▸ Working data:
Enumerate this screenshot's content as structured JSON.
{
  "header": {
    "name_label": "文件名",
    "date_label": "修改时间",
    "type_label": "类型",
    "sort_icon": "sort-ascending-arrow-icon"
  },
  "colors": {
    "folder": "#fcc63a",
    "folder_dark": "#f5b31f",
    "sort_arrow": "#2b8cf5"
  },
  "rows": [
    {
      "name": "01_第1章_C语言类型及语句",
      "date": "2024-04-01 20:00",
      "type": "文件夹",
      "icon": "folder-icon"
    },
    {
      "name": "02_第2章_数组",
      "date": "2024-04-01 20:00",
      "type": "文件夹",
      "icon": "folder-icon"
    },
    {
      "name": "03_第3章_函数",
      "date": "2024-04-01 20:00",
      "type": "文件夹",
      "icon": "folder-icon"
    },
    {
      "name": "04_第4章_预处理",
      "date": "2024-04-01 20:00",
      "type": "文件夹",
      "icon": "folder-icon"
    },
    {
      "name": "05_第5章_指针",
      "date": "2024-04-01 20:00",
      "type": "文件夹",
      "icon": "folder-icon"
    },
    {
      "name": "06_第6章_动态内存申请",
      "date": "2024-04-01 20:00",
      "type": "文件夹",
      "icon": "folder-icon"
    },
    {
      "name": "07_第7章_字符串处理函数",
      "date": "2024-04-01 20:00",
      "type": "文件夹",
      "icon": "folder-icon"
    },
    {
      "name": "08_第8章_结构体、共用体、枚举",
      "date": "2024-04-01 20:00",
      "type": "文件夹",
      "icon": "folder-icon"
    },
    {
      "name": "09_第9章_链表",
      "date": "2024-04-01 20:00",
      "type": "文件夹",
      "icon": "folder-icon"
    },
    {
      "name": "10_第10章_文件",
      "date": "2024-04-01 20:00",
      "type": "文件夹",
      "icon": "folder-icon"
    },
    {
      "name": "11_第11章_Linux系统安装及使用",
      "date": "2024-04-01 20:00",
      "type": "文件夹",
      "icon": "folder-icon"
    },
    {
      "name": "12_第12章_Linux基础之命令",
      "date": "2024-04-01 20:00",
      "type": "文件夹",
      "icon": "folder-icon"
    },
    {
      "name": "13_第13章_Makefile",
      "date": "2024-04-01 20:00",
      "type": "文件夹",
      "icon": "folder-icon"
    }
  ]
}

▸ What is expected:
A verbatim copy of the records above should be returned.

▸ Your response:
Enumerate this screenshot's content as structured JSON.
{
  "header": {
    "name_label": "文件名",
    "date_label": "修改时间",
    "type_label": "类型",
    "sort_icon": "sort-ascending-arrow-icon"
  },
  "colors": {
    "folder": "#fcc63a",
    "folder_dark": "#f5b31f",
    "sort_arrow": "#2b8cf5"
  },
  "rows": [
    {
      "name": "01_第1章_C语言类型及语句",
      "date": "2024-04-01 20:00",
      "type": "文件夹",
      "icon": "folder-icon"
    },
    {
      "name": "02_第2章_数组",
      "date": "2024-04-01 20:00",
      "type": "文件夹",
      "icon": "folder-icon"
    },
    {
      "name": "03_第3章_函数",
      "date": "2024-04-01 20:00",
      "type": "文件夹",
      "icon": "folder-icon"
    },
    {
      "name": "04_第4章_预处理",
      "date": "2024-04-01 20:00",
      "type": "文件夹",
      "icon": "folder-icon"
    },
    {
      "name": "05_第5章_指针",
      "date": "2024-04-01 20:00",
      "type": "文件夹",
      "icon": "folder-icon"
    },
    {
      "name": "06_第6章_动态内存申请",
      "date": "2024-04-01 20:00",
      "type": "文件夹",
      "icon": "folder-icon"
    },
    {
      "name": "07_第7章_字符串处理函数",
      "date": "2024-04-01 20:00",
      "type": "文件夹",
      "icon": "folder-icon"
    },
    {
      "name": "08_第8章_结构体、共用体、枚举",
      "date": "2024-04-01 20:00",
      "type": "文件夹",
      "icon": "folder-icon"
    },
    {
      "name": "09_第9章_链表",
      "date": "2024-04-01 20:00",
      "type": "文件夹",
      "icon": "folder-icon"
    },
    {
      "name": "10_第10章_文件",
      "date": "2024-04-01 20:00",
      "type": "文件夹",
      "icon": "folder-icon"
    },
    {
      "name": "11_第11章_Linux系统安装及使用",
      "date": "2024-04-01 20:00",
      "type": "文件夹",
      "icon": "folder-icon"
    },
    {
      "name": "12_第12章_Linux基础之命令",
      "date": "2024-04-01 20:00",
      "type": "文件夹",
      "icon": "folder-icon"
    },
    {
      "name": "13_第13章_Makefile",
      "date": "2024-04-01 20:00",
      "type": "文件夹",
      "icon": "folder-icon"
    }
  ]
}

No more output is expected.